→ Work order: Going through the data below, please show each line containing the string "Noord".

=== Data shown ===

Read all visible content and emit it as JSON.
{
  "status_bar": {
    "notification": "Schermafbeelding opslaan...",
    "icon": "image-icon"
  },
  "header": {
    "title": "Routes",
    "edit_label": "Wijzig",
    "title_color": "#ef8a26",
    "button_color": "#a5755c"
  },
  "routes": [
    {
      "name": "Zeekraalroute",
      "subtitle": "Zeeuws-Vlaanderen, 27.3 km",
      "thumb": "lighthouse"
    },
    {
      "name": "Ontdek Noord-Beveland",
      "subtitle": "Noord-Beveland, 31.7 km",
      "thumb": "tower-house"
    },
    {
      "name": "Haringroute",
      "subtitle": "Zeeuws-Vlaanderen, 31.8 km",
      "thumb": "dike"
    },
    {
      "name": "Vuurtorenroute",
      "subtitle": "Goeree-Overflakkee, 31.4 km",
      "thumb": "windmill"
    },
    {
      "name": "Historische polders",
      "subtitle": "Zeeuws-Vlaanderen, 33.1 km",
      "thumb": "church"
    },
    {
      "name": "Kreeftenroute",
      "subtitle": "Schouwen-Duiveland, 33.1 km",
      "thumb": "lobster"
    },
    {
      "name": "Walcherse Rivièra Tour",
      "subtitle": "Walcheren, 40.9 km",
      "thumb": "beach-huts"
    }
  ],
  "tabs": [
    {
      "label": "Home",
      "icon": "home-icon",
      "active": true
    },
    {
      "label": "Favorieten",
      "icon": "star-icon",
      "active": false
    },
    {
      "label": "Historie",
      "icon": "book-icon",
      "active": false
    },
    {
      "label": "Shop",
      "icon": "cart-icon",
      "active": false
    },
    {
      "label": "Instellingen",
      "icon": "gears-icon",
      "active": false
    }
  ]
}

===

→ Answer to this exercise:
      "name": "Ontdek Noord-Beveland",
      "subtitle": "Noord-Beveland, 31.7 km",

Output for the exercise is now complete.